### What you will do
Below are entries. Pull out all lines containing "Cube".

### Extracted records
------------------------------

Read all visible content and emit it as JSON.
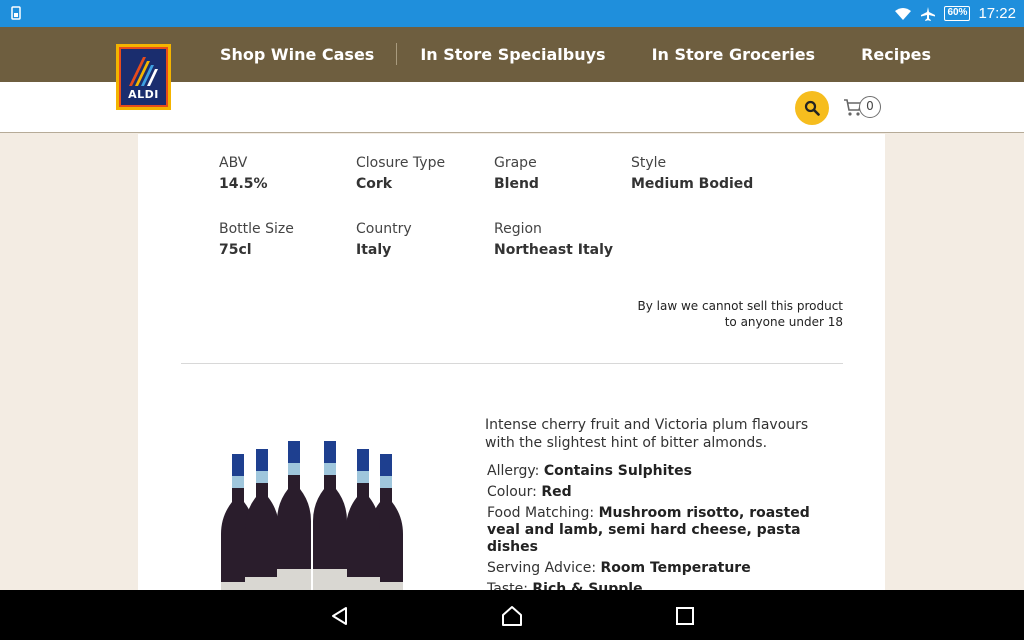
{
  "status_bar": {
    "time": "17:22",
    "battery": "60%"
  },
  "logo": {
    "text": "ALDI"
  },
  "nav": {
    "items": [
      {
        "label": "Shop Wine Cases"
      },
      {
        "label": "In Store Specialbuys"
      },
      {
        "label": "In Store Groceries"
      },
      {
        "label": "Recipes"
      }
    ]
  },
  "cart": {
    "count": "0"
  },
  "specs": [
    {
      "label": "ABV",
      "value": "14.5%"
    },
    {
      "label": "Closure Type",
      "value": "Cork"
    },
    {
      "label": "Grape",
      "value": "Blend"
    },
    {
      "label": "Style",
      "value": "Medium Bodied"
    },
    {
      "label": "Bottle Size",
      "value": "75cl"
    },
    {
      "label": "Country",
      "value": "Italy"
    },
    {
      "label": "Region",
      "value": "Northeast Italy"
    }
  ],
  "law_notice": "By law we cannot sell this product to anyone under 18",
  "product": {
    "description": "Intense cherry fruit and Victoria plum flavours with the slightest hint of bitter almonds.",
    "details": [
      {
        "label": "Allergy: ",
        "value": "Contains Sulphites"
      },
      {
        "label": "Colour: ",
        "value": "Red"
      },
      {
        "label": "Food Matching: ",
        "value": "Mushroom risotto, roasted veal and lamb, semi hard cheese, pasta dishes"
      },
      {
        "label": "Serving Advice: ",
        "value": "Room Temperature"
      },
      {
        "label": "Taste: ",
        "value": "Rich & Supple"
      }
    ]
  },
  "colors": {
    "status_bar": "#1f8fdc",
    "nav_bar": "#6e5e3f",
    "search_button": "#f6bd1e",
    "background": "#f3ece3"
  }
}
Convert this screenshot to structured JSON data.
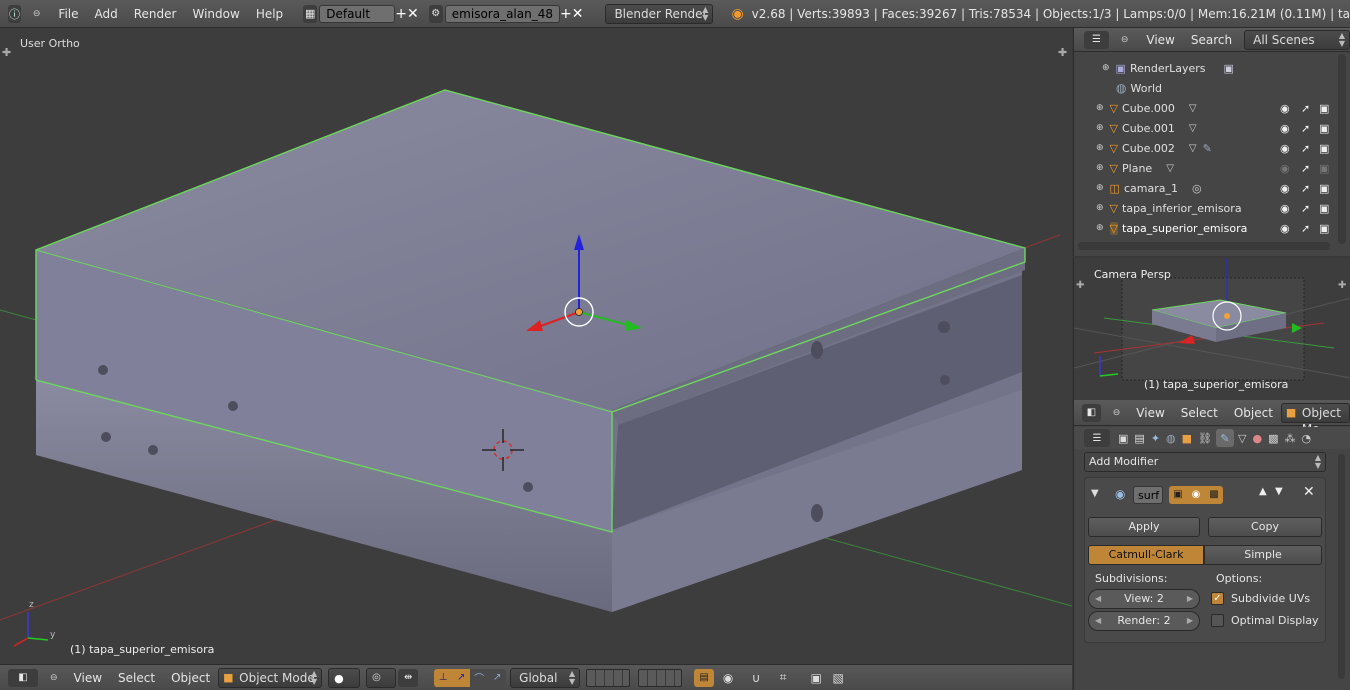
{
  "topbar": {
    "menus": [
      "File",
      "Add",
      "Render",
      "Window",
      "Help"
    ],
    "layout": "Default",
    "scene": "emisora_alan_48",
    "engine": "Blender Render",
    "stats": "v2.68 | Verts:39893 | Faces:39267 | Tris:78534 | Objects:1/3 | Lamps:0/0 | Mem:16.21M (0.11M) | ta"
  },
  "viewport": {
    "view_label": "User Ortho",
    "object_label": "(1) tapa_superior_emisora",
    "axis_z": "z",
    "axis_y": "y"
  },
  "bottombar": {
    "menus": [
      "View",
      "Select",
      "Object"
    ],
    "mode": "Object Mode",
    "orientation": "Global"
  },
  "outliner": {
    "view_menu": "View",
    "search_menu": "Search",
    "filter": "All Scenes",
    "items": [
      {
        "name": "RenderLayers",
        "type": "renderlayers"
      },
      {
        "name": "World",
        "type": "world"
      },
      {
        "name": "Cube.000",
        "type": "mesh"
      },
      {
        "name": "Cube.001",
        "type": "mesh"
      },
      {
        "name": "Cube.002",
        "type": "mesh"
      },
      {
        "name": "Plane",
        "type": "mesh"
      },
      {
        "name": "camara_1",
        "type": "camera"
      },
      {
        "name": "tapa_inferior_emisora",
        "type": "mesh"
      },
      {
        "name": "tapa_superior_emisora",
        "type": "mesh"
      }
    ]
  },
  "camera_view": {
    "label": "Camera Persp",
    "object_label": "(1) tapa_superior_emisora"
  },
  "props_header": {
    "menus": [
      "View",
      "Select",
      "Object"
    ],
    "mode": "Object Mo"
  },
  "modifier": {
    "add_label": "Add Modifier",
    "name": "surf",
    "apply": "Apply",
    "copy": "Copy",
    "tab_catmull": "Catmull-Clark",
    "tab_simple": "Simple",
    "subdivisions_label": "Subdivisions:",
    "options_label": "Options:",
    "view_value": "View: 2",
    "render_value": "Render: 2",
    "subdivide_uvs": "Subdivide UVs",
    "subdivide_uvs_checked": true,
    "optimal_display": "Optimal Display",
    "optimal_display_checked": false
  },
  "colors": {
    "active_tab": "#c08638",
    "selection_outline": "#6cd75c",
    "axis_x": "#d22",
    "axis_y": "#2c2",
    "axis_z": "#22e"
  }
}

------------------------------

### Answer below
        "name": "Cube.000",
        "name": "Cube.001",
        "name": "Cube.002",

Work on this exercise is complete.